To make the process of compiling your own code for the KNLs easier we have, for the time being, allocated one KNL system for login access, kebnekaise-knl.hpc2n.umu.se. This may change in the future.
The login node is only to be used for compiling, job submission and very short tests of compiled programs!
The best choice for a toolchain on the KNLs is the intel toolchain.
It is highly recommended to use the following flags for the Intel compilers when compiling on the KNL build node:
It is also possible to use the ordinary login node in kebnekaise. When compiling on the normal login node, these flags are recommended:
To use the KNL nodes on Kebnekaise there are a couple of things to keep in mind:
- Specify the "knl" partition, #SBATCH -p knl
- Request 4 threads per core, #SBATCH --threads-per-core=4
When using squeue to check the status of your jobs, be patient! The output from squeue may be confusing, especially the status (ST) of the job. Depending on the availability of nodes with the required configuration (see below) the job status may be completing (CG) even if the job has not run yet. This is perfectly normal. Just wait 5-10 minutes and check the status again.
As can be seen in the description of the KNL nodes, there is something called MCDRAM. This is a small, 16GB, memory with much higher bandwith and lower latency then the ordinary DDR4 RAM.
The MCDRAM can operate in 3 modes:
- As a L3 cache (cache)
- As Fast Memory (flat)
- As a combination of cache and fast memory (hybrid)
The CPUs in the KNL nodes are grouped in NUMA islands. The NUMA islands communication can be configured in 5 different modes:
- All-to-all (a2a)
- Hemisphere (hemi)
- Sub-NUMA cluster 2 (snc2)
- Sub-NUMA cluster 4 (snc4)
- Quadrant (quad)
NOTE: At HPC2N we do not yet allow the snc4 mode due to problems booting the system in that configuration.
To select which mode the KNL shall be working in for a specific job one have to select this at batch job submission time using the --constraints option to sbatch. Select at most one configuration for MCDRAM and NUMA respectively.
To select the amount of MCDRAM used as fast memory in hybrid mode use:
Notes regarding memory modes
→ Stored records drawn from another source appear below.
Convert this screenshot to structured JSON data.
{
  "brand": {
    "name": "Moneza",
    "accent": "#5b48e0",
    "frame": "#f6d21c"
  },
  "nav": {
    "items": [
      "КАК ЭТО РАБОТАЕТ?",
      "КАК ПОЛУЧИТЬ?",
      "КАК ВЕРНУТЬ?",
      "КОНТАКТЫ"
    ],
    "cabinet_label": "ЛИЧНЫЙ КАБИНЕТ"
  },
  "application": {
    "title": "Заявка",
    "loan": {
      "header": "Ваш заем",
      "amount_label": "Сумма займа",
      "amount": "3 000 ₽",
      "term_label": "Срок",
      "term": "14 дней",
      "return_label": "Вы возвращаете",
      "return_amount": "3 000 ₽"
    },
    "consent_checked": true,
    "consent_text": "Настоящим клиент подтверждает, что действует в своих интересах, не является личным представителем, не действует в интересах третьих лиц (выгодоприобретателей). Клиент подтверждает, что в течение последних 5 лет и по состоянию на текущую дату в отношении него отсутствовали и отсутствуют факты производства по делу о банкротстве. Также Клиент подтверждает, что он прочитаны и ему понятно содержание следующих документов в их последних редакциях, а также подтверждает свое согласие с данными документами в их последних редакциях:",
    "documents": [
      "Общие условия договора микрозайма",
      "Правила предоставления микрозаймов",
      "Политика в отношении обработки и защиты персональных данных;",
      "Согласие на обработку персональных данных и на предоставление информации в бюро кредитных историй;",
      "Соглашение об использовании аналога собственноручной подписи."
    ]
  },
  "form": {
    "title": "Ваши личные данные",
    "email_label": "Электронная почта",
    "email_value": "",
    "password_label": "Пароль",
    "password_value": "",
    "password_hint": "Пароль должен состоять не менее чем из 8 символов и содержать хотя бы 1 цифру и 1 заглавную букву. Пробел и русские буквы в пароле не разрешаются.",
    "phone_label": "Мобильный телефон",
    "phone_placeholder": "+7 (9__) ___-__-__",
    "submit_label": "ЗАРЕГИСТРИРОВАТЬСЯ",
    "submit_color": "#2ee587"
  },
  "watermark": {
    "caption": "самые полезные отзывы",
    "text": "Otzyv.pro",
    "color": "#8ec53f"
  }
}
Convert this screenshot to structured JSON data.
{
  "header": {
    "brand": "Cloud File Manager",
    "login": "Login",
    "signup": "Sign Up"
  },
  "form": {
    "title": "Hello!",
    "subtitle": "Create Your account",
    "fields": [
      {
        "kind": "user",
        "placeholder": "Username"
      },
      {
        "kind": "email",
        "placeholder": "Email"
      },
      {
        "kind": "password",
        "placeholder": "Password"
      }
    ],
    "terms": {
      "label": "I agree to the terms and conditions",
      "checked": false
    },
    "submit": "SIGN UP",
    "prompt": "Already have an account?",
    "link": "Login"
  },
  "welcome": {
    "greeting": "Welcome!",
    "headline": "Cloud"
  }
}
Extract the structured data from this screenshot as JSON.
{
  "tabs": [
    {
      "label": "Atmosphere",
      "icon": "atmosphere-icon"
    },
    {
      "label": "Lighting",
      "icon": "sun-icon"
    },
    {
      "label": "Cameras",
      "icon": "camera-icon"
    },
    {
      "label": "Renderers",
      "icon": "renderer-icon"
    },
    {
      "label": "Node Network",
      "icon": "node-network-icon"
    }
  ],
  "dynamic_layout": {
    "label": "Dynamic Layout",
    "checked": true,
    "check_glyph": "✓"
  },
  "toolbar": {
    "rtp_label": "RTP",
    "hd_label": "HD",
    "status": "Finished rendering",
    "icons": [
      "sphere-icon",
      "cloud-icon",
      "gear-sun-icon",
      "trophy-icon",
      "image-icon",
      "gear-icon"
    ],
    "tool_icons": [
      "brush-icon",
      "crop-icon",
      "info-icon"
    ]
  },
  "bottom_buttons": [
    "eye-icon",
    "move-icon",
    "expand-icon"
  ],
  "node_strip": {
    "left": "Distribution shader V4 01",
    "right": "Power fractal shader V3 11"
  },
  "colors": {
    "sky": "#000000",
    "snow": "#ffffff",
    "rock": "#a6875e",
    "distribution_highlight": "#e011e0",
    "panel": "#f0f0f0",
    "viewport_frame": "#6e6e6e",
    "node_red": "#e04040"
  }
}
If there are sufficient KNL nodes available with the requested configuration the job will be started (normal batch queue rules still applies).
If there are no nodes available, the batch system will reconfigure free nodes and reboot them into the requested configuration. The reboot time will be added to the jobs total used walltime and you will be accounted for the added time.
There is a 15 minute delay before reconfiguring nodes and rebooting. This is done to give the nodes ample time to reboot before the system decides to reconfigure another set of nodes.
Not all combinations of constraints and Gres works. You should only specify the HBM gres if using running in hybrid meomory mode.
If squeue returns BadConstraints you problably have a bad combination and should cancel the job.
Hints and tricks
- To check for how many KNL nodes are idle now in each cluster mode you can use the sinfo command. Column 1 shows the available KNL computer node features, and Column 2 shows the number of nodes Available/Idle/Other/Total in this partition.
b-cn1203 [~]$ sinfo -p knl -o "%.22b %.20F" ACTIVE_FEATURES NODES(A/I/O/T) a2a,hemi,quad,snc2,s 0/0/1/1 rack12,knl 0/0/1/1 a2a,flat,rack12,knl 0/28/6/34
- Running all 68 KNL cores with AVX will limit clock speed to not use turbo.
- Getting the full floating point performance of the KNLs is likely to require 2-4 threads per core.
- Intel® Xeon Phi™ Processor 7250 Specification
An Intro to MCDRAM (High Bandwidth Memory) on Knights Landing
Guide to Automatic Vectorization with Intel AVX-512 Instructions in Knights Landing Processors
MCDRAM as High-Bandwidth Memory (HBM) in Knights Landing Processors: Developer’s Guide
- Cineca Pico
- NERSC Cori
NERSC: Example batch scripts for KNL (not all details may be applicable on the HPC2N KNL-nodes)